For hundreds of years, people in northern and central Europe had been noticing large, out-of-place boulders that seemed to have been dropped in a field, or popped up from underground. “Erratics”, they came to be called. Legends attributed the boulders to giants, trolls, and the Devil. By the early 1820s many natural history philosophers, scientists, came to focus on ‘ice’ as the likely mechanism of transport. But the source of all the ice was a mystery.
This is second in a series by RCA Member David Horne.Read More
In October 2016, I started planning an astro tour to the southern hemisphere. Why Chile? Because Chile is much closer than Australia, plus I am Latino and fluent in Spanish. Of the two main Chile astro destinations, I decided on the Elqui Valley over San Pedro de Atacama for three main reasons. First, the Elqui Valley is easier to reach, one 45 minute flight from Santiago and then a 57km drive to Vicuna. Second, health reasons. San Pedro is situated at 2407 meters (7900 ft); Elqui Valley is lower at 709 meters (2326 ft). Third, the Elqui Valley has 320 clear nights per year (versus 250 for San Pedro).Read More
The more awareness we “shine” on the importance of dark skies, the more we learn of the detrimental effects to biological organisms. Last June, the American Medical Association (AMA) declared that light at night is harmful to our health. Most recently, researchers studying hamsters found that animals can pass the damaging effects of nighttime light exposure to their offspring. We amateur astronomers know the value of dark skies in satisfying our innate sense of wonder, our passion for science, and our psyches’ fondness for the vast silence of space. But how do we appeal to the folks who haven’t caught the astronomy bug?Read More
The Telescope Library has published a call for volunteers. The details can be found in the Telescope Library board on the Forum, and on the Telescope Library page on the RCA Website. Volunteers are needed to make sure service is responsive and can meet demand, maintain the quality and diversity of our collection, and build the library into a resource for the whole group. In exchange, the library offers training and exposure to the various disciplines required for everything the Library will be doing in the future, and the satisfaction of providing good service to the group.Read More

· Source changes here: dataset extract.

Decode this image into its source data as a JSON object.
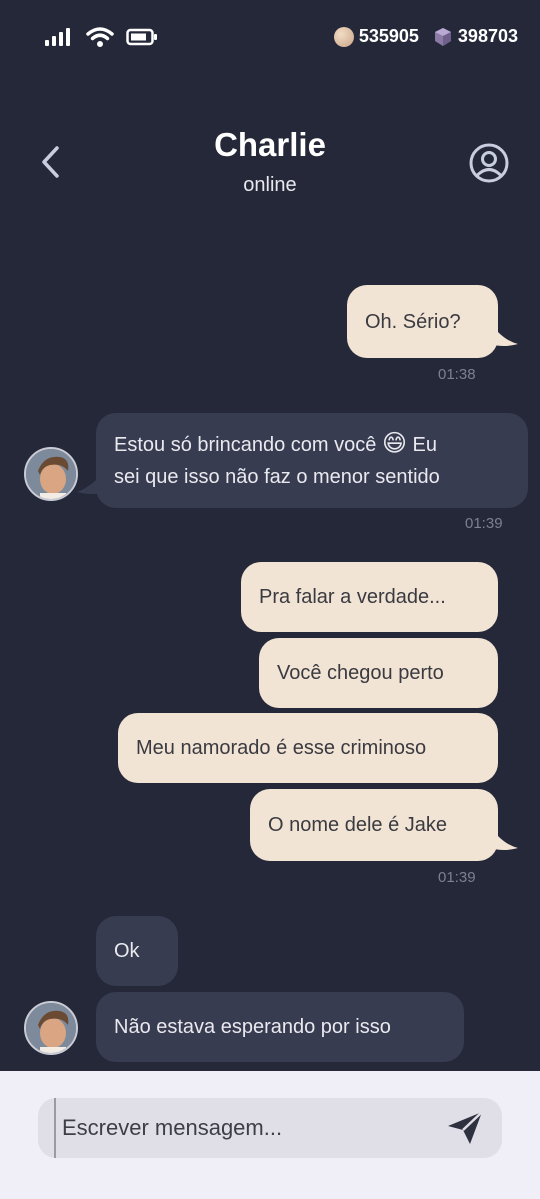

Is it time to start or renew your magazine subscriptions to Astronomy or Sky and Telescope? Be sure to take advantage of the discounts for RCA club members.
Save a stamp by paying at the next RCA meeting. Just drop off your check/cash (and a mailing label or renewal notice from your magazine) at the Magazine Subscription table. We'll help keep these great magazines coming to your mailbox.
If you can't make it to the RCA meetings, see your other options.Read More
This is the story of the imprint of Earth’s orbital cycles on the climate of our planet. Scientists now believe that certain features of Earth’s orbital motions act as a trigger for Earth’s long-term climate cycles, including the cyclical planet-wide glacier cover, popularly called the “Ice Ages” — and termed by science glacial epochs. Scientists first discovered the glacial cycles in the middle of the 19th Century. But the theory linking the glacial epochs to variations in solar radiation caused by cyclical changes in certain of Earth’s orbital motions, had to wait until the first years of the 20th Century.
This is first in a series by RCA Member David Horne.
Please join members and guests of RCA as we March for Science on April 22 in downtown Portland near the waterfront. Why do we march? That’s simple:
We march in support of scientific research, science education, and dark skies.
If that’s not enough reason to march, then:
MARCH TO CELEBRATE EARTH DAY! MARCH TO CELEBRATE INTERNATIONAL DARK SKY WEEK (April 22-28)!